USPS raises first class rates, expected to do so again
Washington, DC- Since January 8, the price of stamps has risen 5.4% with another increase on the way for 2007. It now costs ratepayers citizen 39 cents to send a first class letter. This increase, however, is a pittance compared to what the USPS is expected to request for next year. Ironically, while in the midst of two consecutive rate cases and unable to control or even identify much of its costs, the USPS is asking Congress for so-called “pricing flexibility,” a streamlined rate-setting process which they claim will allow them to more accurately respond to the market. However, since the Postal Rate Commission has not prohibited a rate increase since the 1970 Postal Reorganization Act, it appears the agency already enjoys a fair amount of flexibility.
“The USPS needs to find other ways of balancing its books – say, cutting costs. Raising rates
should never be the first option for covering their costs,” said Grover Norquist (President of
Americans for Tax Reform). “USPS has always been suspected of using its monopoly on first
class mail to cross-subsidize its package delivery service. By cross-subsidizing its package
service, the USPS can offer artificially low prices for their delivery services enjoy an unfair
advantage in competitive markets.”
“Before undertaking yet another moneygrab, the USPS might consider cutting the size of its
workforce to be effective in the 21st century,” continued Norquist. “If you look at the size of their workforce, it is bigger than any two branches of the armed forces. Now that’s a lot of

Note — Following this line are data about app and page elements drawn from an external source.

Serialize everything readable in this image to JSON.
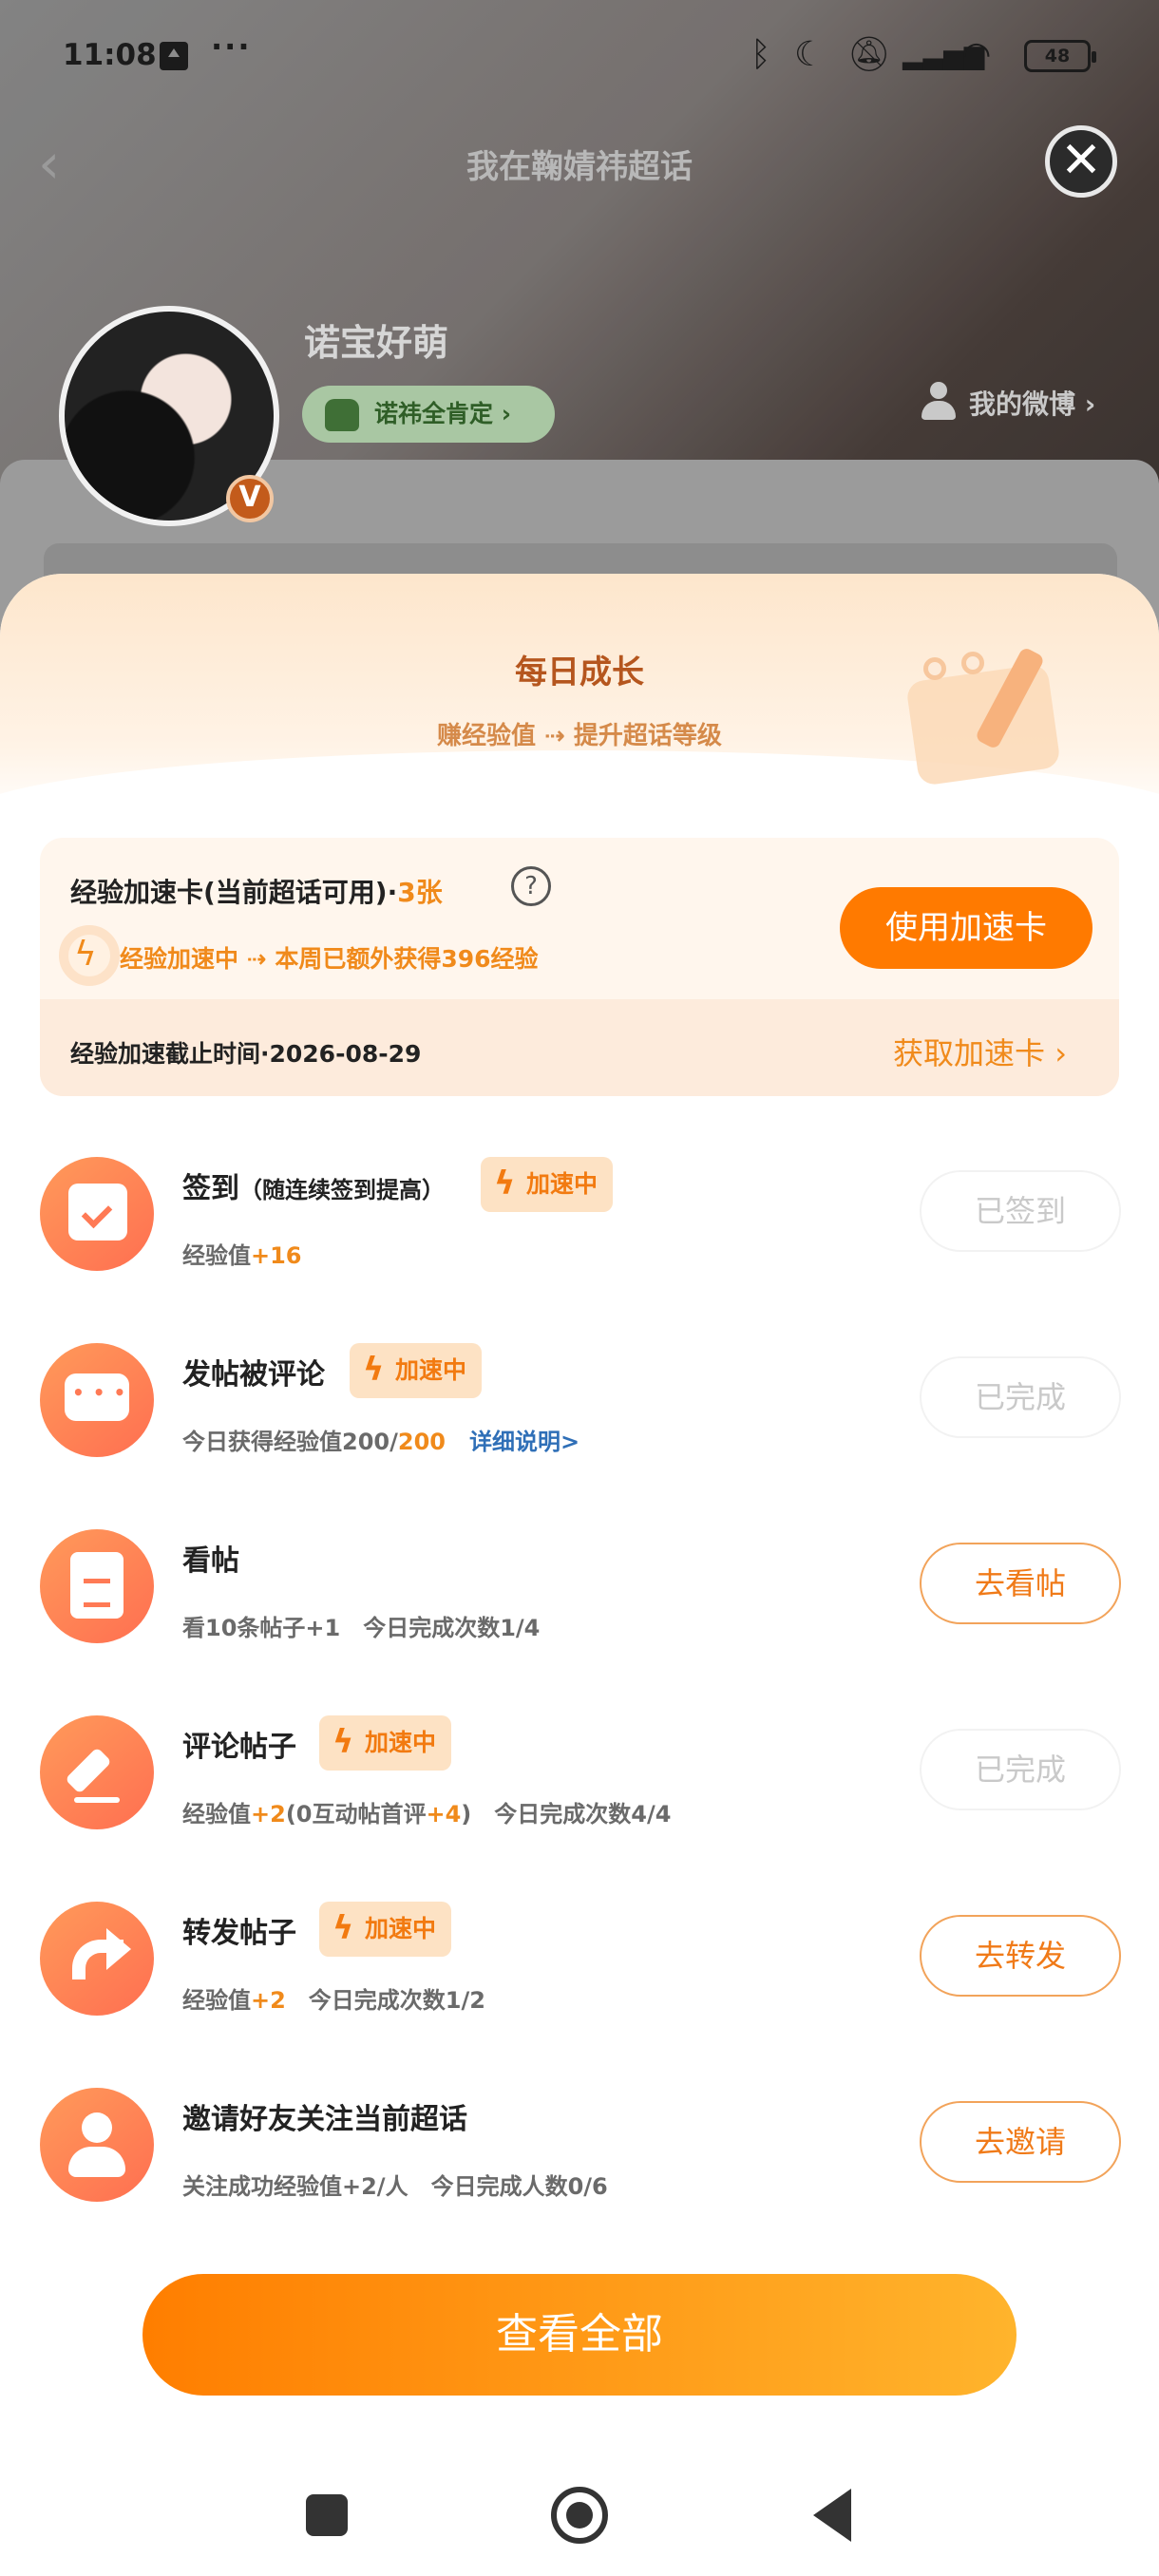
{
  "status_bar": {
    "time": "11:08",
    "more": "···",
    "battery": "48",
    "icons": [
      "upload-icon",
      "bluetooth-icon",
      "moon-icon",
      "mute-icon",
      "signal-icon",
      "wifi-icon",
      "battery-icon"
    ]
  },
  "header": {
    "title": "我在鞠婧祎超话",
    "user_name": "诺宝好萌",
    "fan_badge": "诺祎全肯定",
    "my_weibo": "我的微博",
    "verified_badge": "V"
  },
  "sheet": {
    "title": "每日成长",
    "subtitle": "赚经验值 ⇢ 提升超话等级"
  },
  "boost_card": {
    "title_prefix": "经验加速卡(当前超话可用)·",
    "count": "3张",
    "help": "?",
    "status": "经验加速中 ⇢ 本周已额外获得396经验",
    "use_button": "使用加速卡",
    "deadline": "经验加速截止时间·2026-08-29",
    "get_card": "获取加速卡"
  },
  "speed_tag_label": "加速中",
  "tasks": [
    {
      "name": "签到",
      "note": "（随连续签到提高）",
      "desc_a": "经验值",
      "desc_hl": "+16",
      "button": "已签到",
      "state": "done"
    },
    {
      "name": "发帖被评论",
      "desc_a": "今日获得经验值200/",
      "desc_hl": "200",
      "link": "详细说明>",
      "button": "已完成",
      "state": "done"
    },
    {
      "name": "看帖",
      "desc_a": "看10条帖子+1　今日完成次数1/4",
      "button": "去看帖",
      "state": "go"
    },
    {
      "name": "评论帖子",
      "desc_a": "经验值",
      "desc_hl": "+2",
      "desc_b": "(0互动帖首评",
      "desc_hl2": "+4",
      "desc_c": ")　今日完成次数4/4",
      "button": "已完成",
      "state": "done"
    },
    {
      "name": "转发帖子",
      "desc_a": "经验值",
      "desc_hl": "+2",
      "desc_b": "　今日完成次数1/2",
      "button": "去转发",
      "state": "go"
    },
    {
      "name": "邀请好友关注当前超话",
      "desc_a": "关注成功经验值+2/人　今日完成人数0/6",
      "button": "去邀请",
      "state": "go"
    }
  ],
  "view_all": "查看全部",
  "colors": {
    "accent": "#ff7a00",
    "highlight": "#f08a1b",
    "link": "#2f6fb7",
    "sheet_title": "#b5561e"
  }
}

The USPS is widely expected to begin a case before the Postal Rate Commission to impose yet another, larger rate increase in 2007.